Always unpredictable and sparked by offenses no one could see or discuss, my mother’s silent treatment episodes were epic. On our long road trips, engineered by my father who wanted to see everything and drive everywhere, my mother could fall into silence any time and stay that way until trip’s end.
While she sat with a fixed stare out her window, my father spotted something of interest every few miles. ‘Hey kids, look at that.’ ‘See that – it’s Pike’s Peak.’ He would drive on but look back at the point of interest every few seconds for what seemed like forever until, even at age 5, I thought ‘if he looks back at Pike’s Peak one more time I’ll scream.’ It never occurred to me he was taking extra looks to make up for her taking none.
Our trips weren’t ruined by the silence my mother imposed although when one parent doesn’t speak, the other family members tend to cut back on the happy talk. We followed the form of our trip. We saw the sights. At mealtimes, we hauled out the Coleman stove where my father would fry something in the iron frying pan. I still keep a can of Spam in my pantry as homage to those roadside breakfasts, lunches, and dinners.

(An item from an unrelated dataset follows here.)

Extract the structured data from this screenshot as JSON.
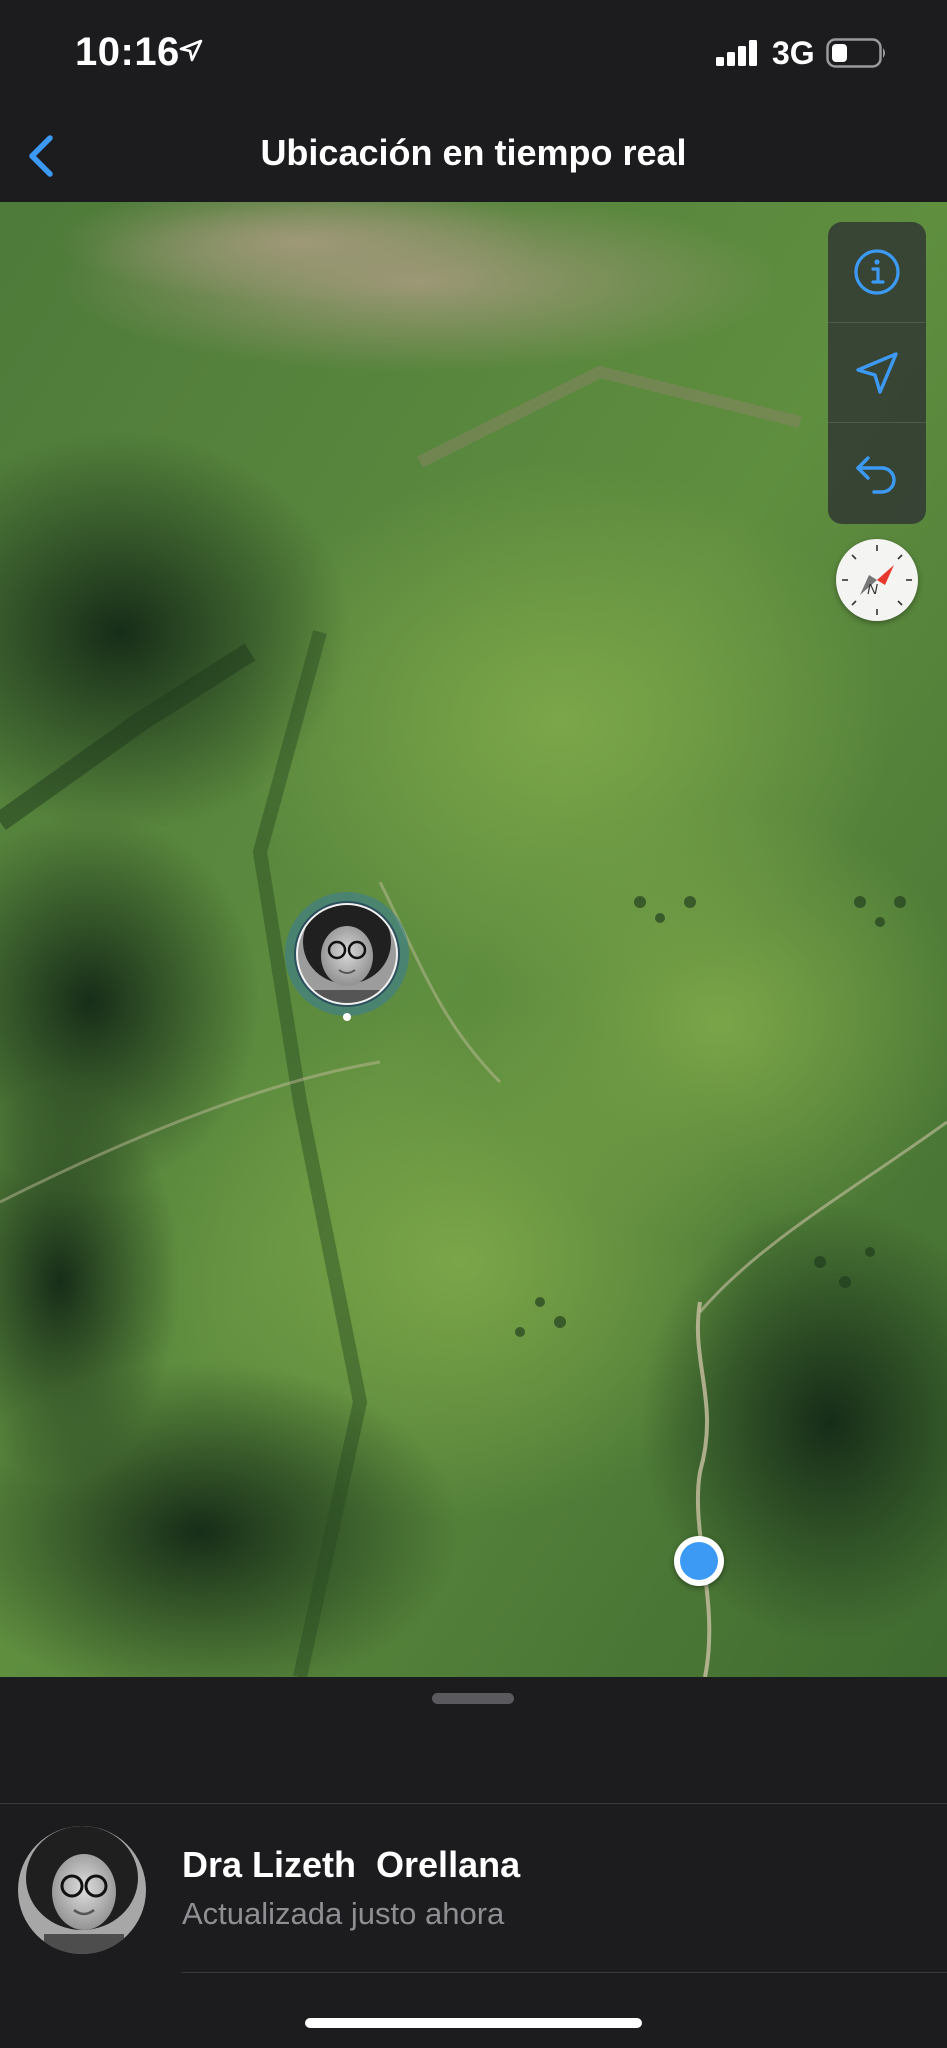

In the silence of our car, I learned to pass time, to think of things in long detail, to count telephone poles, and to rejoice in the sight of a Burma Shave sign. It was in the backseat of our car that I first had the thought that other families were happier than ours. When we passed cars on the two-lane highways we traveled, I’d look inside and see people talking, sometimes the kids were fighting in the backseat. It looked noisy and busy. Not like our car where the occupants were silent and motionless, each one worried about making my mother’s silent treatment deeper and longer.
At the end of the day, my father would pull up to a motel and ask my mother to go ‘check it out.’ Silently, she’d get out of the car, be gone for a few minutes and come back and say, ‘it’s all right.’ We’d unpack the cots and settle in for the night. My father would study his maps and my mother would do her crossword puzzles and we would all have a quiet evening.